A Catholic Case for Donald Trump

In my mail box this morning came a link to a new website: Catholics4Trump. At first I thought it was one of those online petitions that I dislike signing. But no. It is an initiative by Remnant columnist Chris Jackson to encourage Catholics to set aside personal distaste for Donald Trump and go vote for the man.

The site appears to have sprung up two days ago. It is provisional; its reason for existing will end on Election Day. As of now it contains two brief essays, both posted on July 17th: “No Place to Escape To,” and “A Time for Choosing.” It invites like-minded readers to contribute essays and articles that advance its aims.



My own thoughts can wait until later. But first, Chris Jackson:

This is the most critical presidential election in the history of the United States. Hillary Clinton, a corrupt, radical pro-abortion, anti-Christian  career politician threatens to change the face of America forever. If elected, she will name three to four Supreme Court justices, cementing Roe v. Wade into the Constitution and losing the court for generations if not forever. Hillary Clinton opposes home schooling and believes it is the government’s right to educate children and not the parent’s. She will restrict religious speech and persecute Christians who refuse to support her radical social agenda. She will promote illegal immigration and allow millions of unvettted illegal immigrants into our country. The illegal population will vote Democrat far into the future so that no conservative can have a viable chance to be elected president. All Catholics have a moral obligation to vote for the only viable alternative to Hillary Clinton in this election: Donald Trump.

Donald Trump is the first Republican candidate for president to publicly offer a list of Supreme Court justices he will pick from. All of the names have been vetted by undeniable pro-life organizations such as the Heritage Foundation and the Federalist Society. . . . Donald Trump has also promised to ensure protections for religious free speech and against punitive governmental action for citizens acting out of sincere religious conviction. . . . There is absolutely no moral justification for any Catholic to vote for Hillary Clinton or to assist Clinton in wining the presidency through not voting or voting for a non-viable third party candidate. The stakes are too high. The price of defeat this November means and anti-Christian executive and judicial branch with no opposition party in congress to offer any effective resistance into the foreseeable future.

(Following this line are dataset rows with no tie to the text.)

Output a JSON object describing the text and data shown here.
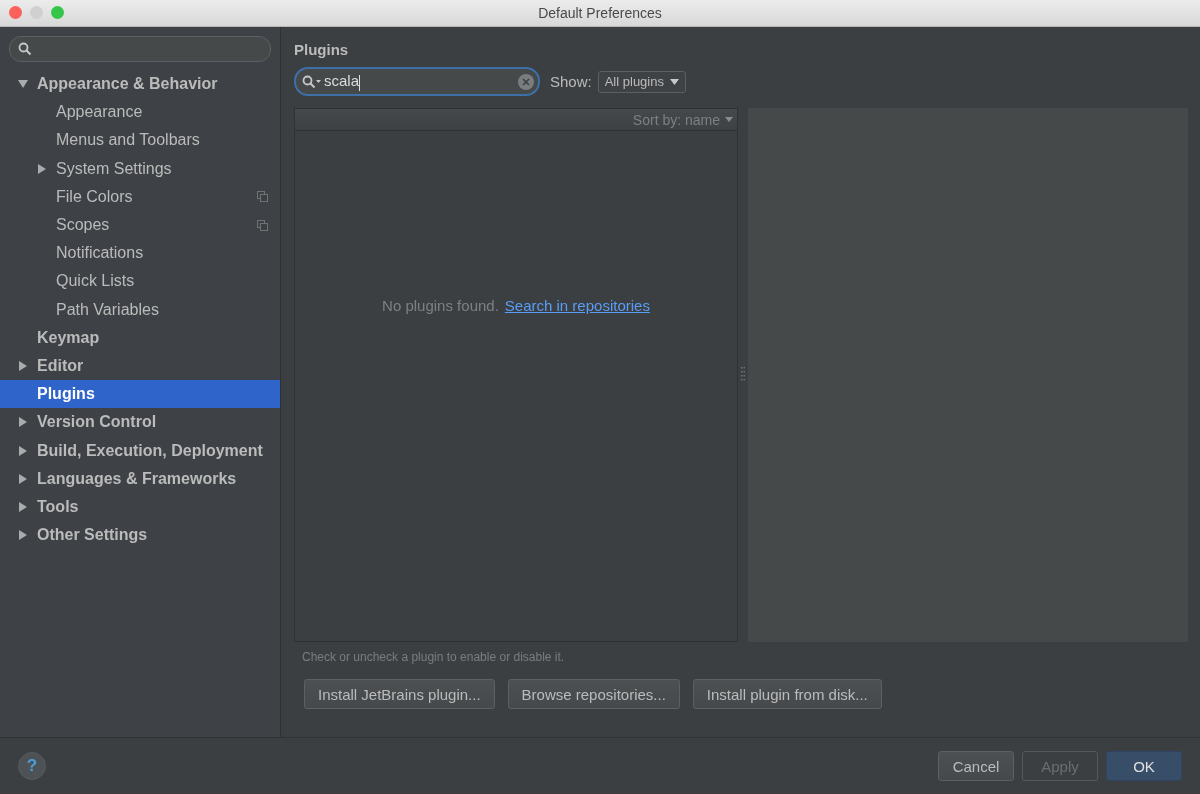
{
  "window": {
    "title": "Default Preferences"
  },
  "sidebar": {
    "items": [
      {
        "label": "Appearance & Behavior",
        "expanded": true,
        "selected": false,
        "children": [
          {
            "label": "Appearance",
            "selected": false
          },
          {
            "label": "Menus and Toolbars",
            "selected": false
          },
          {
            "label": "System Settings",
            "expanded": false,
            "selected": false
          },
          {
            "label": "File Colors",
            "selected": false,
            "project_icon": true
          },
          {
            "label": "Scopes",
            "selected": false,
            "project_icon": true
          },
          {
            "label": "Notifications",
            "selected": false
          },
          {
            "label": "Quick Lists",
            "selected": false
          },
          {
            "label": "Path Variables",
            "selected": false
          }
        ]
      },
      {
        "label": "Keymap",
        "selected": false
      },
      {
        "label": "Editor",
        "expanded": false,
        "selected": false
      },
      {
        "label": "Plugins",
        "selected": true
      },
      {
        "label": "Version Control",
        "expanded": false,
        "selected": false
      },
      {
        "label": "Build, Execution, Deployment",
        "expanded": false,
        "selected": false
      },
      {
        "label": "Languages & Frameworks",
        "expanded": false,
        "selected": false
      },
      {
        "label": "Tools",
        "expanded": false,
        "selected": false
      },
      {
        "label": "Other Settings",
        "expanded": false,
        "selected": false
      }
    ]
  },
  "content": {
    "title": "Plugins",
    "search": {
      "value": "scala"
    },
    "show_label": "Show:",
    "show_value": "All plugins",
    "sort_label": "Sort by: name",
    "empty_text": "No plugins found.",
    "empty_link": "Search in repositories",
    "hint": "Check or uncheck a plugin to enable or disable it.",
    "buttons": [
      "Install JetBrains plugin...",
      "Browse repositories...",
      "Install plugin from disk..."
    ]
  },
  "footer": {
    "help": "?",
    "buttons": [
      {
        "label": "Cancel",
        "disabled": false,
        "default": false
      },
      {
        "label": "Apply",
        "disabled": true,
        "default": false
      },
      {
        "label": "OK",
        "disabled": false,
        "default": true
      }
    ]
  }
}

In other words, not voting for Trump in this election is choosing to commit suicide for our nation and our families.

This site is dedicated to exposing the lies that the left and establishment Republicans have spread about Trump to further their own self-interest that have turned many pro-life and conservative Catholics away from voting for him. The man they refuse to vote for is a phantom. A scarecrow made up of selective soundbites and selective outrage . . . .


Jackson’s initiative is addressed specifically to Catholics because so many of us are invested in the theater of ourselves as high moral theologians. Catholics twist themselves into hangman’s knots with deliberations on the lesser of two evils. Which is the lesser, Trump or Clinton? Catholics are enjoined from choosing any evil. If Trump is as horrid as Clinton, the principle of double effect does not apply. Should not commitment to right behavior keep us home and away from the shabby compromises of the voting booth? Do we not put ourselves in moral jeopardy voting for Trump?

Oh, please! There comes a time to grant a bit of credit to Mae West: “Between two evils, I always choose the one I haven’t tried before.”

The Catholic blogosphere is sodden with Prufrockery: Do I dare to eat a peach? Do I dare descend the stair? Dare disturb the universe of my own fine preferences? It is a masturbatory game destined to finish with the election of a vile, traitorous woman greedy for power and money. A woman with a squalid history of shady dealings, evidence gone missing, and lies with calamitous consequences.

Jackson is making the point that refusing to choose is, in fact, a choice. It is a self-admiring one that permits the chooser to gaze on his own clean hands instead of on the outcome of his decision-by-default. Abstention from this election is the vain choice of moral cowards.




While I do not share Jackson’s full-throated enthusiasm for Trump, I do support Trump’s candidacy. Our choices are regrettable but we earned them ourselves by sending Ted Cruz back to Texas. And whatever Trump’s flaws—you know them all—he is not an unindicted felon, not a treasonous influence peddler. However unwelcome his candidacy, he is not evil. And, as Jackson notes, the power to choose Supreme Court nominees cannot be left to an indecent acolyte of Saul Alinsky.

Friends tell me they do not trust Trump. Neither do I. But I do trust Hillary. I trust her to propel us farther down the rabbit hole we are already in—so far down there will be no getting out. We will bequeath the void to our children’s children and to generations after.

Hillary and her husband are a cancer on the body politic. Permitting it to metastasize is not a moral option.